[Dataset rows describing interfaces]

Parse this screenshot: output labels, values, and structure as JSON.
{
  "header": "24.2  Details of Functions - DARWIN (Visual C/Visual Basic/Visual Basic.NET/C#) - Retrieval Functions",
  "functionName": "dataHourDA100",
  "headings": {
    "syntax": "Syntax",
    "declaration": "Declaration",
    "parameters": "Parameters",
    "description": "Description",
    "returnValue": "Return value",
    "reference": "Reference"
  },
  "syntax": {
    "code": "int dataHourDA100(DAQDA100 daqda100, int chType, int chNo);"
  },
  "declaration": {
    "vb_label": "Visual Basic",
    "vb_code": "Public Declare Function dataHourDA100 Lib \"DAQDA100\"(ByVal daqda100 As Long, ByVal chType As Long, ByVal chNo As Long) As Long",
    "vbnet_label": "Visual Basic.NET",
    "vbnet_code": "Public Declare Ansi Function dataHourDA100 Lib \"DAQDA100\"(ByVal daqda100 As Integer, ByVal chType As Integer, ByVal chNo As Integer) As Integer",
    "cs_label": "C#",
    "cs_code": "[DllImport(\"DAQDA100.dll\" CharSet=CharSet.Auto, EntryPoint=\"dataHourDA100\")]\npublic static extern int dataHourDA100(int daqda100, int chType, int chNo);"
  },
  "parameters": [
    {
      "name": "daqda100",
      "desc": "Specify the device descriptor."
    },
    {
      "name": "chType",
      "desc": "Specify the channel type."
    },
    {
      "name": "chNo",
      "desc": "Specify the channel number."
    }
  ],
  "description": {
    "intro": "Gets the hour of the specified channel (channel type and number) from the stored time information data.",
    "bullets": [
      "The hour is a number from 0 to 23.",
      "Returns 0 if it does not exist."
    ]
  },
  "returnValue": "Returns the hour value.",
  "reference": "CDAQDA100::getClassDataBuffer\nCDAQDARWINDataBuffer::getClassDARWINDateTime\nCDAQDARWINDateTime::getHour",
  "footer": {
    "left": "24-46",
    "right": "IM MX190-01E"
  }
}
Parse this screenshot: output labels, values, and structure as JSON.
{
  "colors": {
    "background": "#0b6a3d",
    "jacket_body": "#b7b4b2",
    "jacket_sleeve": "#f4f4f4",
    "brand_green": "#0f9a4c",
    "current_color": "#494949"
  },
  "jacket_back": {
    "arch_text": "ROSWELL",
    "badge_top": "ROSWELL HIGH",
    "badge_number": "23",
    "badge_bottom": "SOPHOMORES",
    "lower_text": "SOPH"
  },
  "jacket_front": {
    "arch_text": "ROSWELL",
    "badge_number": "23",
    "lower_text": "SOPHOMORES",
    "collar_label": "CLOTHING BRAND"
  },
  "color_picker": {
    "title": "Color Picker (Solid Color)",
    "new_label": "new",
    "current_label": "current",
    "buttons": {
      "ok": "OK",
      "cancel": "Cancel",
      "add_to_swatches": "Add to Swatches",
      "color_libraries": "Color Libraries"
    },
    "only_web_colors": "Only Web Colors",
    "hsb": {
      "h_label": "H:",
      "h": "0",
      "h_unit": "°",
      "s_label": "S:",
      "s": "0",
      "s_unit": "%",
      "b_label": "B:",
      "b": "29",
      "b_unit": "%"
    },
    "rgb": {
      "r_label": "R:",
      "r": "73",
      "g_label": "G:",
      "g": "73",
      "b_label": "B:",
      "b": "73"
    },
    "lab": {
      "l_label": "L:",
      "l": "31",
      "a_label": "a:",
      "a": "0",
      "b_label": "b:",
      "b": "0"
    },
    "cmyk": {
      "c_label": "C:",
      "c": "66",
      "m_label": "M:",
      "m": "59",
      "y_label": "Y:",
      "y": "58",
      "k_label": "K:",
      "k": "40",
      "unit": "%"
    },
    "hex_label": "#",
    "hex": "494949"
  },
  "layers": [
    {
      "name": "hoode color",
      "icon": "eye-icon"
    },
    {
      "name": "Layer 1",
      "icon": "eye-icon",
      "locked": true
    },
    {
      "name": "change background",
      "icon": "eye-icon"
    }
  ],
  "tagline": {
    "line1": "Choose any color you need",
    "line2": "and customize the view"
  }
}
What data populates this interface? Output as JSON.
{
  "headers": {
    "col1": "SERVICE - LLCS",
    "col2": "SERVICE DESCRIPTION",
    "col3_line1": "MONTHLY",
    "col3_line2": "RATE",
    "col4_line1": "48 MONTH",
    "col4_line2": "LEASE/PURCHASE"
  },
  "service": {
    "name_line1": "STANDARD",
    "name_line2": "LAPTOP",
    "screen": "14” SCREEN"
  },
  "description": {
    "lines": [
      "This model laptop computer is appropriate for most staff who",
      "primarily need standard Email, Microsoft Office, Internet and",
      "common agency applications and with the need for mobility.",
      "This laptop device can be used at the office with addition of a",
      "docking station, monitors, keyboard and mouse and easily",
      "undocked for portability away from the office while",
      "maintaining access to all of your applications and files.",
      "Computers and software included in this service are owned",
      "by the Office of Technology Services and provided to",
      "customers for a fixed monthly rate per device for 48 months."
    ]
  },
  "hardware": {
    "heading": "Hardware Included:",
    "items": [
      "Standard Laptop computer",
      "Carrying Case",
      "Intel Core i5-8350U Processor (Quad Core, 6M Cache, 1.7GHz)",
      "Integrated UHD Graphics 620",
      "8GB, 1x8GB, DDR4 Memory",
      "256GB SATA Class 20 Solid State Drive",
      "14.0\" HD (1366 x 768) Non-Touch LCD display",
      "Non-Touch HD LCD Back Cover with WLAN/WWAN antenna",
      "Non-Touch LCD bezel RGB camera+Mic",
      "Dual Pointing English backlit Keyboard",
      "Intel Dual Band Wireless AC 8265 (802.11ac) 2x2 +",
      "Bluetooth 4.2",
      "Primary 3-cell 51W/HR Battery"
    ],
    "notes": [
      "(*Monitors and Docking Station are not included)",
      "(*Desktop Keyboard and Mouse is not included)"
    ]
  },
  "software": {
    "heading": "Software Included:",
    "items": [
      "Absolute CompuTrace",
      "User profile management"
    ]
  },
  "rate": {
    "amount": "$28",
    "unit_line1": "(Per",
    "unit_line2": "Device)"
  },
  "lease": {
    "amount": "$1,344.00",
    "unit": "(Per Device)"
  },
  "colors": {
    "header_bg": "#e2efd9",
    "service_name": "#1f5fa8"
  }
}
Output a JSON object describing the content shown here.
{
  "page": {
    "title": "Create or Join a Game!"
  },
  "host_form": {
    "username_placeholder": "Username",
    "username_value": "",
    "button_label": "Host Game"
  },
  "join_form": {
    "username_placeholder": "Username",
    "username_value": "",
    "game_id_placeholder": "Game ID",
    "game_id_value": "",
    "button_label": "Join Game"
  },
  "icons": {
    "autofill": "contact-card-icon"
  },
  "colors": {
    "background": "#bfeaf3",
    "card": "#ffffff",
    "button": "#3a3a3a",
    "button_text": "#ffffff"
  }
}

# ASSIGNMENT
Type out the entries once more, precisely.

# OUTPUT OF THE TASK
Parse this screenshot: output labels, values, and structure as JSON.
{
  "header": "24.2  Details of Functions - DARWIN (Visual C/Visual Basic/Visual Basic.NET/C#) - Retrieval Functions",
  "functionName": "dataHourDA100",
  "headings": {
    "syntax": "Syntax",
    "declaration": "Declaration",
    "parameters": "Parameters",
    "description": "Description",
    "returnValue": "Return value",
    "reference": "Reference"
  },
  "syntax": {
    "code": "int dataHourDA100(DAQDA100 daqda100, int chType, int chNo);"
  },
  "declaration": {
    "vb_label": "Visual Basic",
    "vb_code": "Public Declare Function dataHourDA100 Lib \"DAQDA100\"(ByVal daqda100 As Long, ByVal chType As Long, ByVal chNo As Long) As Long",
    "vbnet_label": "Visual Basic.NET",
    "vbnet_code": "Public Declare Ansi Function dataHourDA100 Lib \"DAQDA100\"(ByVal daqda100 As Integer, ByVal chType As Integer, ByVal chNo As Integer) As Integer",
    "cs_label": "C#",
    "cs_code": "[DllImport(\"DAQDA100.dll\" CharSet=CharSet.Auto, EntryPoint=\"dataHourDA100\")]\npublic static extern int dataHourDA100(int daqda100, int chType, int chNo);"
  },
  "parameters": [
    {
      "name": "daqda100",
      "desc": "Specify the device descriptor."
    },
    {
      "name": "chType",
      "desc": "Specify the channel type."
    },
    {
      "name": "chNo",
      "desc": "Specify the channel number."
    }
  ],
  "description": {
    "intro": "Gets the hour of the specified channel (channel type and number) from the stored time information data.",
    "bullets": [
      "The hour is a number from 0 to 23.",
      "Returns 0 if it does not exist."
    ]
  },
  "returnValue": "Returns the hour value.",
  "reference": "CDAQDA100::getClassDataBuffer\nCDAQDARWINDataBuffer::getClassDARWINDateTime\nCDAQDARWINDateTime::getHour",
  "footer": {
    "left": "24-46",
    "right": "IM MX190-01E"
  }
}
Parse this screenshot: output labels, values, and structure as JSON.
{
  "colors": {
    "background": "#0b6a3d",
    "jacket_body": "#b7b4b2",
    "jacket_sleeve": "#f4f4f4",
    "brand_green": "#0f9a4c",
    "current_color": "#494949"
  },
  "jacket_back": {
    "arch_text": "ROSWELL",
    "badge_top": "ROSWELL HIGH",
    "badge_number": "23",
    "badge_bottom": "SOPHOMORES",
    "lower_text": "SOPH"
  },
  "jacket_front": {
    "arch_text": "ROSWELL",
    "badge_number": "23",
    "lower_text": "SOPHOMORES",
    "collar_label": "CLOTHING BRAND"
  },
  "color_picker": {
    "title": "Color Picker (Solid Color)",
    "new_label": "new",
    "current_label": "current",
    "buttons": {
      "ok": "OK",
      "cancel": "Cancel",
      "add_to_swatches": "Add to Swatches",
      "color_libraries": "Color Libraries"
    },
    "only_web_colors": "Only Web Colors",
    "hsb": {
      "h_label": "H:",
      "h": "0",
      "h_unit": "°",
      "s_label": "S:",
      "s": "0",
      "s_unit": "%",
      "b_label": "B:",
      "b": "29",
      "b_unit": "%"
    },
    "rgb": {
      "r_label": "R:",
      "r": "73",
      "g_label": "G:",
      "g": "73",
      "b_label": "B:",
      "b": "73"
    },
    "lab": {
      "l_label": "L:",
      "l": "31",
      "a_label": "a:",
      "a": "0",
      "b_label": "b:",
      "b": "0"
    },
    "cmyk": {
      "c_label": "C:",
      "c": "66",
      "m_label": "M:",
      "m": "59",
      "y_label": "Y:",
      "y": "58",
      "k_label": "K:",
      "k": "40",
      "unit": "%"
    },
    "hex_label": "#",
    "hex": "494949"
  },
  "layers": [
    {
      "name": "hoode color",
      "icon": "eye-icon"
    },
    {
      "name": "Layer 1",
      "icon": "eye-icon",
      "locked": true
    },
    {
      "name": "change background",
      "icon": "eye-icon"
    }
  ],
  "tagline": {
    "line1": "Choose any color you need",
    "line2": "and customize the view"
  }
}
What data populates this interface? Output as JSON.
{
  "headers": {
    "col1": "SERVICE - LLCS",
    "col2": "SERVICE DESCRIPTION",
    "col3_line1": "MONTHLY",
    "col3_line2": "RATE",
    "col4_line1": "48 MONTH",
    "col4_line2": "LEASE/PURCHASE"
  },
  "service": {
    "name_line1": "STANDARD",
    "name_line2": "LAPTOP",
    "screen": "14” SCREEN"
  },
  "description": {
    "lines": [
      "This model laptop computer is appropriate for most staff who",
      "primarily need standard Email, Microsoft Office, Internet and",
      "common agency applications and with the need for mobility.",
      "This laptop device can be used at the office with addition of a",
      "docking station, monitors, keyboard and mouse and easily",
      "undocked for portability away from the office while",
      "maintaining access to all of your applications and files.",
      "Computers and software included in this service are owned",
      "by the Office of Technology Services and provided to",
      "customers for a fixed monthly rate per device for 48 months."
    ]
  },
  "hardware": {
    "heading": "Hardware Included:",
    "items": [
      "Standard Laptop computer",
      "Carrying Case",
      "Intel Core i5-8350U Processor (Quad Core, 6M Cache, 1.7GHz)",
      "Integrated UHD Graphics 620",
      "8GB, 1x8GB, DDR4 Memory",
      "256GB SATA Class 20 Solid State Drive",
      "14.0\" HD (1366 x 768) Non-Touch LCD display",
      "Non-Touch HD LCD Back Cover with WLAN/WWAN antenna",
      "Non-Touch LCD bezel RGB camera+Mic",
      "Dual Pointing English backlit Keyboard",
      "Intel Dual Band Wireless AC 8265 (802.11ac) 2x2 +",
      "Bluetooth 4.2",
      "Primary 3-cell 51W/HR Battery"
    ],
    "notes": [
      "(*Monitors and Docking Station are not included)",
      "(*Desktop Keyboard and Mouse is not included)"
    ]
  },
  "software": {
    "heading": "Software Included:",
    "items": [
      "Absolute CompuTrace",
      "User profile management"
    ]
  },
  "rate": {
    "amount": "$28",
    "unit_line1": "(Per",
    "unit_line2": "Device)"
  },
  "lease": {
    "amount": "$1,344.00",
    "unit": "(Per Device)"
  },
  "colors": {
    "header_bg": "#e2efd9",
    "service_name": "#1f5fa8"
  }
}
Output a JSON object describing the content shown here.
{
  "page": {
    "title": "Create or Join a Game!"
  },
  "host_form": {
    "username_placeholder": "Username",
    "username_value": "",
    "button_label": "Host Game"
  },
  "join_form": {
    "username_placeholder": "Username",
    "username_value": "",
    "game_id_placeholder": "Game ID",
    "game_id_value": "",
    "button_label": "Join Game"
  },
  "icons": {
    "autofill": "contact-card-icon"
  },
  "colors": {
    "background": "#bfeaf3",
    "card": "#ffffff",
    "button": "#3a3a3a",
    "button_text": "#ffffff"
  }
}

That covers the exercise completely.